(Beginning of ENTRIES SUPPLIED)

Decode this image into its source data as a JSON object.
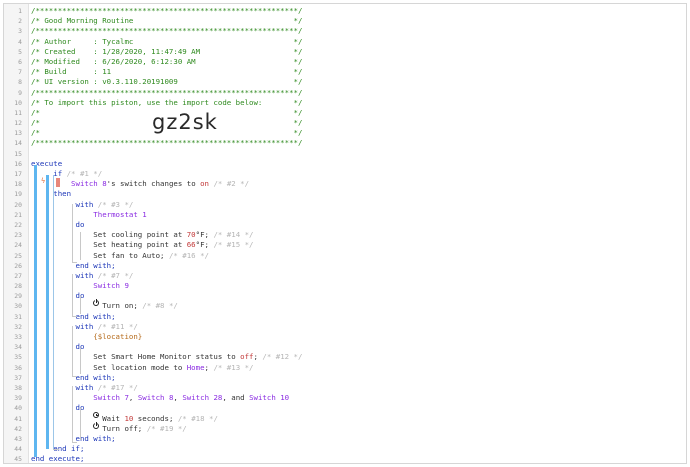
{
  "editor": {
    "lines": [
      {
        "n": "1",
        "tokens": [
          {
            "t": "/***********************************************************/",
            "c": "comment"
          }
        ]
      },
      {
        "n": "2",
        "tokens": [
          {
            "t": "/* Good Morning Routine                                    */",
            "c": "comment"
          }
        ]
      },
      {
        "n": "3",
        "tokens": [
          {
            "t": "/***********************************************************/",
            "c": "comment"
          }
        ]
      },
      {
        "n": "4",
        "tokens": [
          {
            "t": "/* Author     : Tycalmc                                    */",
            "c": "comment"
          }
        ]
      },
      {
        "n": "5",
        "tokens": [
          {
            "t": "/* Created    : 1/28/2020, 11:47:49 AM                     */",
            "c": "comment"
          }
        ]
      },
      {
        "n": "6",
        "tokens": [
          {
            "t": "/* Modified   : 6/26/2020, 6:12:30 AM                      */",
            "c": "comment"
          }
        ]
      },
      {
        "n": "7",
        "tokens": [
          {
            "t": "/* Build      : 11                                         */",
            "c": "comment"
          }
        ]
      },
      {
        "n": "8",
        "tokens": [
          {
            "t": "/* UI version : v0.3.110.20191009                          */",
            "c": "comment"
          }
        ]
      },
      {
        "n": "9",
        "tokens": [
          {
            "t": "/***********************************************************/",
            "c": "comment"
          }
        ]
      },
      {
        "n": "10",
        "tokens": [
          {
            "t": "/* To import this piston, use the import code below:       */",
            "c": "comment"
          }
        ]
      },
      {
        "n": "11",
        "tokens": [
          {
            "t": "/*                                                         */",
            "c": "comment"
          }
        ]
      },
      {
        "n": "12",
        "tokens": [
          {
            "t": "/*                                                         */",
            "c": "comment"
          }
        ]
      },
      {
        "n": "13",
        "tokens": [
          {
            "t": "/*                                                         */",
            "c": "comment"
          }
        ]
      },
      {
        "n": "14",
        "tokens": [
          {
            "t": "/***********************************************************/",
            "c": "comment"
          }
        ]
      },
      {
        "n": "15",
        "tokens": []
      },
      {
        "n": "16",
        "tokens": [
          {
            "t": "execute",
            "c": "kw"
          }
        ]
      },
      {
        "n": "17",
        "tokens": [
          {
            "t": "     ",
            "c": "plain"
          },
          {
            "t": "if",
            "c": "kw"
          },
          {
            "t": " /* #1 */",
            "c": "dim"
          }
        ]
      },
      {
        "n": "18",
        "tokens": [
          {
            "t": "         ",
            "c": "plain"
          },
          {
            "t": "Switch 8",
            "c": "dev"
          },
          {
            "t": "'s switch changes to ",
            "c": "plain"
          },
          {
            "t": "on",
            "c": "val"
          },
          {
            "t": " /* #2 */",
            "c": "dim"
          }
        ]
      },
      {
        "n": "19",
        "tokens": [
          {
            "t": "     ",
            "c": "plain"
          },
          {
            "t": "then",
            "c": "kw"
          }
        ]
      },
      {
        "n": "20",
        "tokens": [
          {
            "t": "          ",
            "c": "plain"
          },
          {
            "t": "with",
            "c": "kw"
          },
          {
            "t": " /* #3 */",
            "c": "dim"
          }
        ]
      },
      {
        "n": "21",
        "tokens": [
          {
            "t": "              ",
            "c": "plain"
          },
          {
            "t": "Thermostat 1",
            "c": "dev"
          }
        ]
      },
      {
        "n": "22",
        "tokens": [
          {
            "t": "          ",
            "c": "plain"
          },
          {
            "t": "do",
            "c": "kw"
          }
        ]
      },
      {
        "n": "23",
        "tokens": [
          {
            "t": "              Set cooling point at ",
            "c": "plain"
          },
          {
            "t": "70",
            "c": "val"
          },
          {
            "t": "°F; ",
            "c": "plain"
          },
          {
            "t": "/* #14 */",
            "c": "dim"
          }
        ]
      },
      {
        "n": "24",
        "tokens": [
          {
            "t": "              Set heating point at ",
            "c": "plain"
          },
          {
            "t": "66",
            "c": "val"
          },
          {
            "t": "°F; ",
            "c": "plain"
          },
          {
            "t": "/* #15 */",
            "c": "dim"
          }
        ]
      },
      {
        "n": "25",
        "tokens": [
          {
            "t": "              Set fan to Auto; ",
            "c": "plain"
          },
          {
            "t": "/* #16 */",
            "c": "dim"
          }
        ]
      },
      {
        "n": "26",
        "tokens": [
          {
            "t": "          ",
            "c": "plain"
          },
          {
            "t": "end with;",
            "c": "kw"
          }
        ]
      },
      {
        "n": "27",
        "tokens": [
          {
            "t": "          ",
            "c": "plain"
          },
          {
            "t": "with",
            "c": "kw"
          },
          {
            "t": " /* #7 */",
            "c": "dim"
          }
        ]
      },
      {
        "n": "28",
        "tokens": [
          {
            "t": "              ",
            "c": "plain"
          },
          {
            "t": "Switch 9",
            "c": "dev"
          }
        ]
      },
      {
        "n": "29",
        "tokens": [
          {
            "t": "          ",
            "c": "plain"
          },
          {
            "t": "do",
            "c": "kw"
          }
        ]
      },
      {
        "n": "30",
        "tokens": [
          {
            "t": "                ",
            "c": "plain"
          },
          {
            "t": "Turn on; ",
            "c": "plain"
          },
          {
            "t": "/* #8 */",
            "c": "dim"
          }
        ]
      },
      {
        "n": "31",
        "tokens": [
          {
            "t": "          ",
            "c": "plain"
          },
          {
            "t": "end with;",
            "c": "kw"
          }
        ]
      },
      {
        "n": "32",
        "tokens": [
          {
            "t": "          ",
            "c": "plain"
          },
          {
            "t": "with",
            "c": "kw"
          },
          {
            "t": " /* #11 */",
            "c": "dim"
          }
        ]
      },
      {
        "n": "33",
        "tokens": [
          {
            "t": "              ",
            "c": "plain"
          },
          {
            "t": "{$location}",
            "c": "var"
          }
        ]
      },
      {
        "n": "34",
        "tokens": [
          {
            "t": "          ",
            "c": "plain"
          },
          {
            "t": "do",
            "c": "kw"
          }
        ]
      },
      {
        "n": "35",
        "tokens": [
          {
            "t": "              Set Smart Home Monitor status to ",
            "c": "plain"
          },
          {
            "t": "off",
            "c": "val"
          },
          {
            "t": "; ",
            "c": "plain"
          },
          {
            "t": "/* #12 */",
            "c": "dim"
          }
        ]
      },
      {
        "n": "36",
        "tokens": [
          {
            "t": "              Set location mode to ",
            "c": "plain"
          },
          {
            "t": "Home",
            "c": "dev"
          },
          {
            "t": "; ",
            "c": "plain"
          },
          {
            "t": "/* #13 */",
            "c": "dim"
          }
        ]
      },
      {
        "n": "37",
        "tokens": [
          {
            "t": "          ",
            "c": "plain"
          },
          {
            "t": "end with;",
            "c": "kw"
          }
        ]
      },
      {
        "n": "38",
        "tokens": [
          {
            "t": "          ",
            "c": "plain"
          },
          {
            "t": "with",
            "c": "kw"
          },
          {
            "t": " /* #17 */",
            "c": "dim"
          }
        ]
      },
      {
        "n": "39",
        "tokens": [
          {
            "t": "              ",
            "c": "plain"
          },
          {
            "t": "Switch 7",
            "c": "dev"
          },
          {
            "t": ", ",
            "c": "plain"
          },
          {
            "t": "Switch 8",
            "c": "dev"
          },
          {
            "t": ", ",
            "c": "plain"
          },
          {
            "t": "Switch 28",
            "c": "dev"
          },
          {
            "t": ", and ",
            "c": "plain"
          },
          {
            "t": "Switch 10",
            "c": "dev"
          }
        ]
      },
      {
        "n": "40",
        "tokens": [
          {
            "t": "          ",
            "c": "plain"
          },
          {
            "t": "do",
            "c": "kw"
          }
        ]
      },
      {
        "n": "41",
        "tokens": [
          {
            "t": "                ",
            "c": "plain"
          },
          {
            "t": "Wait ",
            "c": "plain"
          },
          {
            "t": "10",
            "c": "val"
          },
          {
            "t": " seconds; ",
            "c": "plain"
          },
          {
            "t": "/* #18 */",
            "c": "dim"
          }
        ]
      },
      {
        "n": "42",
        "tokens": [
          {
            "t": "                ",
            "c": "plain"
          },
          {
            "t": "Turn off; ",
            "c": "plain"
          },
          {
            "t": "/* #19 */",
            "c": "dim"
          }
        ]
      },
      {
        "n": "43",
        "tokens": [
          {
            "t": "          ",
            "c": "plain"
          },
          {
            "t": "end with;",
            "c": "kw"
          }
        ]
      },
      {
        "n": "44",
        "tokens": [
          {
            "t": "     ",
            "c": "plain"
          },
          {
            "t": "end if;",
            "c": "kw"
          }
        ]
      },
      {
        "n": "45",
        "tokens": [
          {
            "t": "end execute;",
            "c": "kw"
          }
        ]
      }
    ]
  },
  "import_code": "gz2sk",
  "icons": {
    "trigger": "lightning-bolt-icon",
    "turn_on": "power-icon",
    "wait": "clock-icon",
    "turn_off": "power-off-icon"
  },
  "colors": {
    "comment": "#2f8a1f",
    "keyword": "#1c36b8",
    "device": "#8a2be2",
    "value": "#c23838",
    "variable": "#b56a1a",
    "block_bar": "#5eb6f0",
    "condition_flag": "#e8877b"
  }
}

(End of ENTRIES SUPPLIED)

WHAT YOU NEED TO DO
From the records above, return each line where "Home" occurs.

WRITTEN SOLUTION
            "t": "              Set Smart Home Monitor status to ",
            "t": "Home",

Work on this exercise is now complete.